This is on the heals of someone else I knew loosing the same battle. I didn't even know that she was anything but amazing and full of life. I was shocked and surprised, and then kind of mad, angry that I would never get to know her and that so many of my friends were deeply hurting. The same sort of un-resolved feelings are still present for a death much closer to me of one of my campers who I greatly admired and seemed to follow in my footsteps. When it happened I briefly went to the memorial, which I left fairly quickly instead of letting it all out with friends. I numbed my self that night and went to work hurting the next day to finish a project. After mentioning missing the burial for what was scheduled to be a long and crappy day of work my coworker none the wiser said "sometimes someone isn't meant for this world". I thanked him for the intent of his comment instead of decking him.
Lauren did leave me with a gift through what as far as I know was her last project. I have a better understanding of others mental illness and forgiveness. Lauren Simonutti , Tasha Kniep, and Walter Carpenter, I can see the peace that you sought and I feel sad once again, but with an acceptance or at least an understanding that has been missing.
Here is a link to the 500photographers tribute to Lauren Simonutti. It is a honest and straight look in to who she was at that time.
Please everyone, take care of your self physically, spiritually (what ever that means to you), emotionally and mentally. There is always someone who loves you and there will be happiness, trust me on this.
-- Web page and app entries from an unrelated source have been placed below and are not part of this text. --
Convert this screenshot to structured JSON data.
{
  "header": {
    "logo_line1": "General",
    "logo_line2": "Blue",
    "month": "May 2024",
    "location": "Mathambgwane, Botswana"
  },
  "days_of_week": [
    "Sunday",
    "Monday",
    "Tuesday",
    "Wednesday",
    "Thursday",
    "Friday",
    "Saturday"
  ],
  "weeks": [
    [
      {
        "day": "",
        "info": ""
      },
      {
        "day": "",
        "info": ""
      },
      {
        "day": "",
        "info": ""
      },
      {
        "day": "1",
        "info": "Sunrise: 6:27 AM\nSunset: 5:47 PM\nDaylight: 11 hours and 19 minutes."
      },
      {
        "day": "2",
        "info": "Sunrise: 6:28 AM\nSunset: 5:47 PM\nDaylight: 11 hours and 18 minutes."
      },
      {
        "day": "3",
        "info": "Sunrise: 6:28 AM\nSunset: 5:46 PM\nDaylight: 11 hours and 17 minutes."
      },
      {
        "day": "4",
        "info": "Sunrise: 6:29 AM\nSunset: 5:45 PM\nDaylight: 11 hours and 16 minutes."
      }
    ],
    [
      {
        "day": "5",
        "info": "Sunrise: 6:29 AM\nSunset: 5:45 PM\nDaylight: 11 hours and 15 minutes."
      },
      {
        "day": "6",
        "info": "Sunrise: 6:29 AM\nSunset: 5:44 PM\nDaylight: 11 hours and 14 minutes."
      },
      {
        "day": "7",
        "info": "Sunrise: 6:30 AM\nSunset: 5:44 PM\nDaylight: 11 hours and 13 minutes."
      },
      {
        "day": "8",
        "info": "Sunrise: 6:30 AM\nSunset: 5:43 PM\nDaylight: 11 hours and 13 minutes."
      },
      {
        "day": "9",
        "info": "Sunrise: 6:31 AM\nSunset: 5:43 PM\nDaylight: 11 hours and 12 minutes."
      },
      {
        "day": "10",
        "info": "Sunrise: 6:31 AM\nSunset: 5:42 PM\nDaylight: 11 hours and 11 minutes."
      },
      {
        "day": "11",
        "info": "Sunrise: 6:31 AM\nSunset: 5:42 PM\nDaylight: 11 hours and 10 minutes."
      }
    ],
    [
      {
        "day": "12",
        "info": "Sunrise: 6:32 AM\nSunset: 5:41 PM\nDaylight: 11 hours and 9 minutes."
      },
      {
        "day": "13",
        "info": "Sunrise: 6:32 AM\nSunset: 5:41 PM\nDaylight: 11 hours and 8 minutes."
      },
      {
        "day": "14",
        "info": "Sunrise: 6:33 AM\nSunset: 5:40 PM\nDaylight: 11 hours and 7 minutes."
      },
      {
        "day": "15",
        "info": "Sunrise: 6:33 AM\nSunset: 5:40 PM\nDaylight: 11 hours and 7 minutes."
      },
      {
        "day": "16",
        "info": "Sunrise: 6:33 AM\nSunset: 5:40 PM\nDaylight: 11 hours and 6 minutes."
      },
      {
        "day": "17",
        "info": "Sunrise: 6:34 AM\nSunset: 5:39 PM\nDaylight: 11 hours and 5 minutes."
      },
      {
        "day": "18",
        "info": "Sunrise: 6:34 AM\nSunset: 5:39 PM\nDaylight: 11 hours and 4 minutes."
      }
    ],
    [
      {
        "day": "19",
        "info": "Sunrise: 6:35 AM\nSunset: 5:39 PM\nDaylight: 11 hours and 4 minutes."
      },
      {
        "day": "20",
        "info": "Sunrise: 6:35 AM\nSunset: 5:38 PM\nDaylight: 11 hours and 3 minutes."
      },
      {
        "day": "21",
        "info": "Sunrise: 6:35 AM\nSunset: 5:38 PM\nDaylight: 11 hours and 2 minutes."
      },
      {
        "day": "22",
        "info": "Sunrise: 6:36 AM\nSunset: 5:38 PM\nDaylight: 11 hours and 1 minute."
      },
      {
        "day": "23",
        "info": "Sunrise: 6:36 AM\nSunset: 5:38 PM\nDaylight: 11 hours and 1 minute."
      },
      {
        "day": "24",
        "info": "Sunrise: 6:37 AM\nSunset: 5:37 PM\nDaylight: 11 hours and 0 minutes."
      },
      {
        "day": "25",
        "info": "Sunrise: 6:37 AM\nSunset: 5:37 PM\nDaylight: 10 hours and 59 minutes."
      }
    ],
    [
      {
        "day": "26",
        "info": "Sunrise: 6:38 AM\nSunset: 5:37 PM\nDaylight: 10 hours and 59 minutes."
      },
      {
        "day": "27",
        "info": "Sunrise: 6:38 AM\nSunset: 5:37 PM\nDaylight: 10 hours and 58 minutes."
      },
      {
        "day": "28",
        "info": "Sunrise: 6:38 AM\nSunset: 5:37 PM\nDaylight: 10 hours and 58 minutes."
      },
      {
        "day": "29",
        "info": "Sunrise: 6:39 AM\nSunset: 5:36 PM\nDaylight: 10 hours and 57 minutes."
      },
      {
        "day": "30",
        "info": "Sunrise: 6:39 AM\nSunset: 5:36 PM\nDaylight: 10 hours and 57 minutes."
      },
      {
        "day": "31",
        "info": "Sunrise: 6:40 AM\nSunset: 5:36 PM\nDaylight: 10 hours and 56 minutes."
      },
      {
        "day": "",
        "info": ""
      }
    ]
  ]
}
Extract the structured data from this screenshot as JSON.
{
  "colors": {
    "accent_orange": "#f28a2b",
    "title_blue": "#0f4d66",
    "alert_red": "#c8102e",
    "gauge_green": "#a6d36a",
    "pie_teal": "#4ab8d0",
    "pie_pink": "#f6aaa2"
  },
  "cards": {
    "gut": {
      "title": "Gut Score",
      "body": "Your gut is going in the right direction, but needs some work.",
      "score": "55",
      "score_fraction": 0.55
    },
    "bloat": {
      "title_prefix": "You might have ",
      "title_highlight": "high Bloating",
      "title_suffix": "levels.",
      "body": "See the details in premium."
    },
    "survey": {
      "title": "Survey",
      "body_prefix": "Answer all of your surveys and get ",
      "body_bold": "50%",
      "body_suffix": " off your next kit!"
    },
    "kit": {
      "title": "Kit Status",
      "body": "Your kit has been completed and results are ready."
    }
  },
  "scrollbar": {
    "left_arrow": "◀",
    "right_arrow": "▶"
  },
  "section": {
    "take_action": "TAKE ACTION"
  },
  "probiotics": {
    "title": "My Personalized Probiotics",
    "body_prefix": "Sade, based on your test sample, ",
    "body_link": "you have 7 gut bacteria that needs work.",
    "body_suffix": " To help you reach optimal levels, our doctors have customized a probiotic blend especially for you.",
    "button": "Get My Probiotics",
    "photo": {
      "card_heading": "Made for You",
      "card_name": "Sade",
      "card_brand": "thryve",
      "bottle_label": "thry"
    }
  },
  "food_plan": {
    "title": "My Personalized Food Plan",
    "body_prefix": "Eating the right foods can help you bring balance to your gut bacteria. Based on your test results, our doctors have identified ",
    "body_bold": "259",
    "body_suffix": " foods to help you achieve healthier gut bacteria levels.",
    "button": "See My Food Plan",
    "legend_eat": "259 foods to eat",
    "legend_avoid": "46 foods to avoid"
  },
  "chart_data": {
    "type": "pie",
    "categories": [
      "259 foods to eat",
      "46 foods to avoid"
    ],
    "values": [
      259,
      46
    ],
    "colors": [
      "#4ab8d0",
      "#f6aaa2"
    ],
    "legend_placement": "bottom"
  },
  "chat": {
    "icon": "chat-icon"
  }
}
Wednesday, May 2, 2012

Hells yeh

I played the most amazing helicon the other day. Don Godwin was kind enough to let me pick up his helicon for a few minutes after Raya Brass Band's set at Fifth Dimension. I could hit each note straight on and have it just hang in the air like a soap bubble. My helicon is more of a collaborative effort between me and the horn trying to find which octave I'm playing in and sort of sliding into something close to the note I want to hit. I was close to gather all the mediocre instruments I own and getting a down payment on just one good tuba.

Having a good horn would help some, but it won't make me a good player. To be a good player I need to keep exploring and learning about music. I still don't reliably know the bass parts to a lot of the songs BBO plays, I often just go with my euphonium and play the melody because it is easy. I need to start looking at the songs musically and figure out what I can play that will support or best expand the song to what the band needs. I need to put the time in both playing and sitting down with a pencil and the charts marking it up.

For now, I'm trying to find a better matched mouthpiece for my horn. I'm playing the only mouthpiece in the shop that had a stem that fits and the cup is too shallow and too big around I think.

Blah blah blah

Hi Blog! 

I'm directing a scene in the water ballet again. We are still in development so trying to talk about it is like holding a tigers tail. At home my latest proclamation about the change in direction was met with hostile indifference. My creative process has lots of me just making announcements about my ideas with out warning or context. On the list of eye rolling subjects are brass instruments, and pretty much anything involving my day job. But that is what a blog is for right?